● **RECORDS FOR THIS EXERCISE**
--- --- ---

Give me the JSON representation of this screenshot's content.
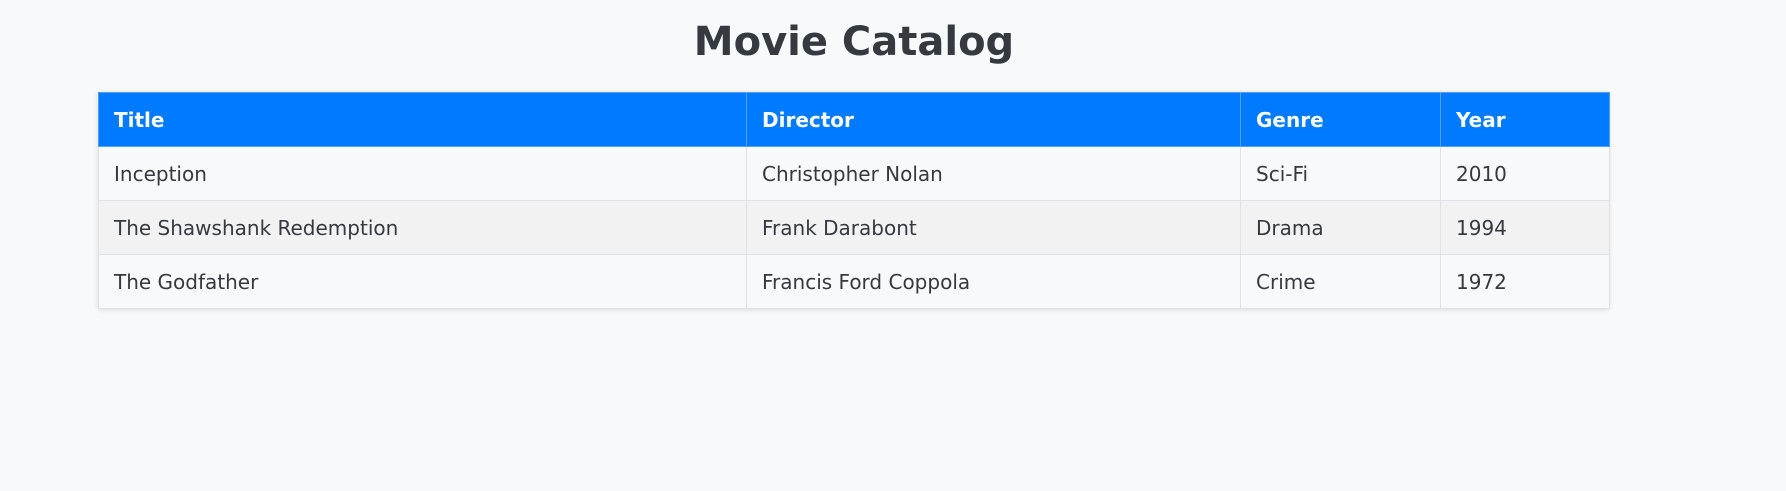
{
  "page": {
    "title": "Movie Catalog"
  },
  "colors": {
    "header_bg": "#007bff",
    "header_text": "#ffffff",
    "row_odd": "#f8f9fa",
    "row_even": "#f2f2f2",
    "text": "#343a40"
  },
  "table": {
    "headers": [
      "Title",
      "Director",
      "Genre",
      "Year"
    ],
    "rows": [
      [
        "Inception",
        "Christopher Nolan",
        "Sci-Fi",
        "2010"
      ],
      [
        "The Shawshank Redemption",
        "Frank Darabont",
        "Drama",
        "1994"
      ],
      [
        "The Godfather",
        "Francis Ford Coppola",
        "Crime",
        "1972"
      ]
    ]
  }
}
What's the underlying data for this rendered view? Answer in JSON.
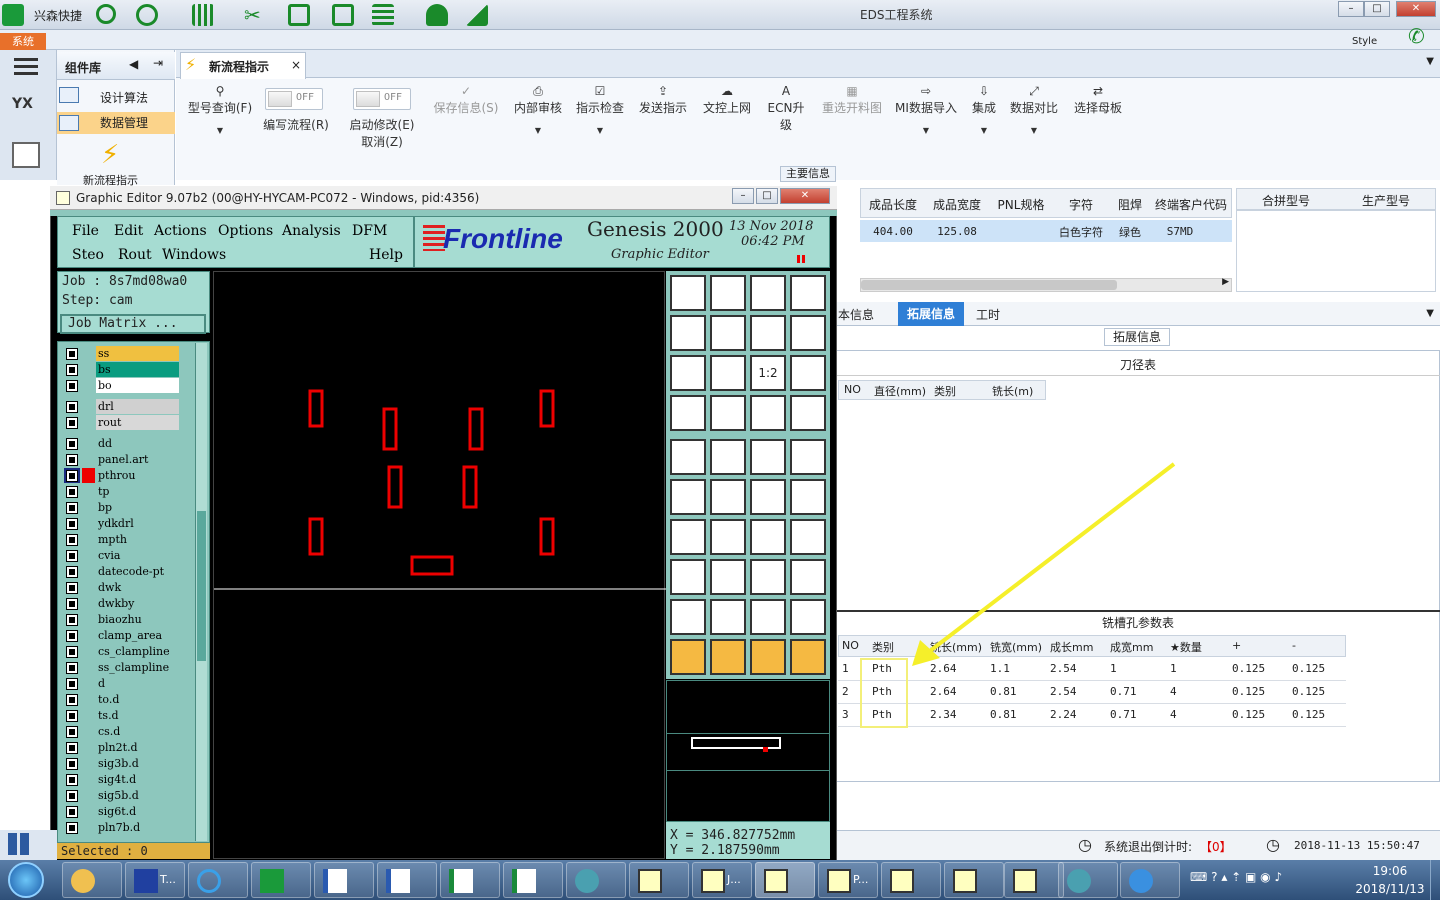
{
  "window": {
    "title": "EDS工程系统",
    "company": "兴森快捷",
    "style_label": "Style",
    "system_tab": "系统"
  },
  "components": {
    "header": "组件库",
    "items": [
      "设计算法",
      "数据管理",
      "新流程指示"
    ]
  },
  "left_nav": {
    "logo": "YX"
  },
  "ribbon": {
    "active_tab": "新流程指示",
    "toggle_off": "OFF",
    "buttons": [
      "型号查询(F)",
      "编写流程(R)",
      "启动修改(E)",
      "取消(Z)",
      "保存信息(S)",
      "内部审核",
      "指示检查",
      "发送指示",
      "文控上网",
      "ECN升级",
      "重选开料图",
      "MI数据导入",
      "集成",
      "数据对比",
      "选择母板"
    ],
    "group_label": "主要信息"
  },
  "main_table": {
    "headers": [
      "成品长度",
      "成品宽度",
      "PNL规格",
      "字符",
      "阻焊",
      "终端客户代码",
      "合拼型号",
      "生产型号"
    ],
    "row": [
      "404.00",
      "125.08",
      "",
      "白色字符",
      "绿色",
      "S7MD"
    ]
  },
  "detail_tabs": {
    "tabs": [
      "本信息",
      "拓展信息",
      "工时"
    ],
    "active": "拓展信息",
    "section": "拓展信息"
  },
  "tool_table": {
    "title": "刀径表",
    "headers": [
      "NO",
      "直径(mm)",
      "类别",
      "铣长(m)"
    ]
  },
  "slot_table": {
    "title": "铣槽孔参数表",
    "headers": [
      "NO",
      "类别",
      "铣长(mm)",
      "铣宽(mm)",
      "成长mm",
      "成宽mm",
      "★数量",
      "+",
      "-"
    ],
    "rows": [
      [
        "1",
        "Pth",
        "2.64",
        "1.1",
        "2.54",
        "1",
        "1",
        "0.125",
        "0.125"
      ],
      [
        "2",
        "Pth",
        "2.64",
        "0.81",
        "2.54",
        "0.71",
        "4",
        "0.125",
        "0.125"
      ],
      [
        "3",
        "Pth",
        "2.34",
        "0.81",
        "2.24",
        "0.71",
        "4",
        "0.125",
        "0.125"
      ]
    ]
  },
  "status_bar": {
    "countdown_label": "系统退出倒计时:",
    "countdown_value": "【0】",
    "datetime": "2018-11-13 15:50:47"
  },
  "genesis": {
    "title": "Graphic Editor 9.07b2 (00@HY-HYCAM-PC072 - Windows, pid:4356)",
    "menu": [
      "File",
      "Edit",
      "Actions",
      "Options",
      "Analysis",
      "DFM",
      "Steo",
      "Rout",
      "Windows",
      "Help"
    ],
    "brand": "Frontline",
    "product": "Genesis 2000",
    "subtitle": "Graphic Editor",
    "date": "13 Nov 2018",
    "time": "06:42 PM",
    "job": "Job : 8s7md08wa0",
    "step": "Step: cam",
    "job_matrix": "Job Matrix ...",
    "layers": [
      "ss",
      "bs",
      "bo",
      "drl",
      "rout",
      "dd",
      "panel.art",
      "pthrou",
      "tp",
      "bp",
      "ydkdrl",
      "mpth",
      "cvia",
      "datecode-pt",
      "dwk",
      "dwkby",
      "biaozhu",
      "clamp_area",
      "cs_clampline",
      "ss_clampline",
      "d",
      "to.d",
      "ts.d",
      "cs.d",
      "pln2t.d",
      "sig3b.d",
      "sig4t.d",
      "sig5b.d",
      "sig6t.d",
      "pln7b.d"
    ],
    "layer_colors": {
      "ss": "#f0c040",
      "bs": "#0a9c80",
      "bo": "#ffffff",
      "drl": "#d0d0d0",
      "rout": "#d8d8d8"
    },
    "coords": {
      "x": "X = 346.827752mm",
      "y": "Y = 2.187590mm"
    },
    "selected": "Selected : 0",
    "tool_scale": "1:2"
  },
  "taskbar": {
    "time": "19:06",
    "date": "2018/11/13",
    "labels": [
      "T...",
      "J...",
      "P..."
    ]
  }
}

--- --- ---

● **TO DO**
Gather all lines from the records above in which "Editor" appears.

● **ANSWER BOX**
    "title": "Graphic Editor 9.07b2 (00@HY-HYCAM-PC072 - Windows, pid:4356)",
    "subtitle": "Graphic Editor",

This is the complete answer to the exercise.